    In popular culture, business-crime is presented cartoon-fashion. In movies, on television or in novels, businesspeople who are corporate targets of government investigations come across as Snidely Whiplashes with French cuffs.  This practice is predictable, its results boring.  Not so with the work of the late Boston-based novelist and one-time Assistant United States Attorney George V. Higgins (1939 – 1999).   From the George V. Higgins Collection at the University of South Carolina: George V. Higgins (1939-1999) succeeded in nine distinct careers, all of which are documented in his archive.  Armed with two English degrees and a law degree, Higgins became a journalist for the Associated Press, The Boston Globe and The Wall Street Journal,…

  • Crime Fiction,  Sentencing

    Why’d He Do It?

    Here’s a note from Professor Ellen Podgor about an article on Sentencing the Why of White Collar Crime by Todd Haugh (Illinois Institute of Technology – Chicago-Kent College of Law)  in the Fordham Law Review.  From the abstract: “So why did Mr. Gupta do it?” That question was at the heart of Judge Jed Rakoff’s recent sentencing of Rajat Gupta, a former Wall Street titan and the most high-profile insider trading defendant of the past 30 years. The answer, which the court actively sought by inquiring into Gupta’s psychological motivations, resulted in a two-year sentence, eight years less than the government requested. What was it that Judge Rakoff found in…

  • Crime Fiction

    Browning: “the poet, not the automatic”

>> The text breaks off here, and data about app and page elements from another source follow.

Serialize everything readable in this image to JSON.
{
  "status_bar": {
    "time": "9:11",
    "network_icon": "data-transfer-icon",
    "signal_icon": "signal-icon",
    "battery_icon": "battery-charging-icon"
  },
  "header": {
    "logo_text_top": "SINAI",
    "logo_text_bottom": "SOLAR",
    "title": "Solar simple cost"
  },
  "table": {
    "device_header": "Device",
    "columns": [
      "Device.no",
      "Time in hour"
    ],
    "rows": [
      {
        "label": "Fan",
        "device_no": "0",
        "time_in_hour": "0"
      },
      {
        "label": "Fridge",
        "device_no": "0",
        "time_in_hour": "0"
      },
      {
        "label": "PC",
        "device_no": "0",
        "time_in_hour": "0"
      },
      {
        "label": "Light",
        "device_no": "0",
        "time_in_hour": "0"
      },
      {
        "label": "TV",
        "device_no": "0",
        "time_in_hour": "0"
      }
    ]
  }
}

    Does reading literary fiction really increase your social intelligence?  Here: I Know How You’re Feeling, I Read Chekhov Maybe.  But what about crime fiction?         A little Raymond Chandler increases the social intelligence you really need.  The best crime fiction illumines sin, salvation and manners as well as Chekhov. See this 1977 essay on Chandler by Clive James:  The Country Behind The Hill ‘In the long run’, Raymond Chandler writes in Raymond Chandler Speaking, ‘however little you talk or even think about it, the most durable thing in writing is style, and style is the most valuable investment a writer can make with his time.’ At a…

  • Crime Fiction

    Crime and T.S. Eliot

    Today (September 26th) is the birthday of American-born (but eventually British-subject) poet T.S. Eliot (1888-1965).  He wrote little about crime except Murder in the Cathedral (1935): Now is my way clear, now is the meaning plain: Temptation shall not come in this kind again. The last temptation is the greatest treason: To do the right deed for the wrong reason. -Thomas, Part I And here’s one about a criminal cat, Macavity: Macavity’s a Mystery Cat: he’s called the Hidden Paw— For he’s the master criminal who can defy the Law. He’s the bafflement of Scotland Yard, the Flying Squad’s despair: For when they reach the scene of crime—Macavity’s not there!…

  • Crime Fiction

    W.H. Auden: “Detective Story”

    From  W.H. Auden (1907-1973), a poem about crime (fictional and real): Detective Story by W.H. Auden For who is ever quite without his landscape, The straggling village street, the house in trees, All near the church, or else the gloomy town house, The one with the Corinthian pillars, or The tiny workmanlike flat: in any case A home, the centre where the three or four things that happen to a man do happen? Yes, Who cannot draw the map of his life, shade in The little station where he meets his loves And says good-bye continually, and mark the spot Where the body of his happiness was first discovered? An…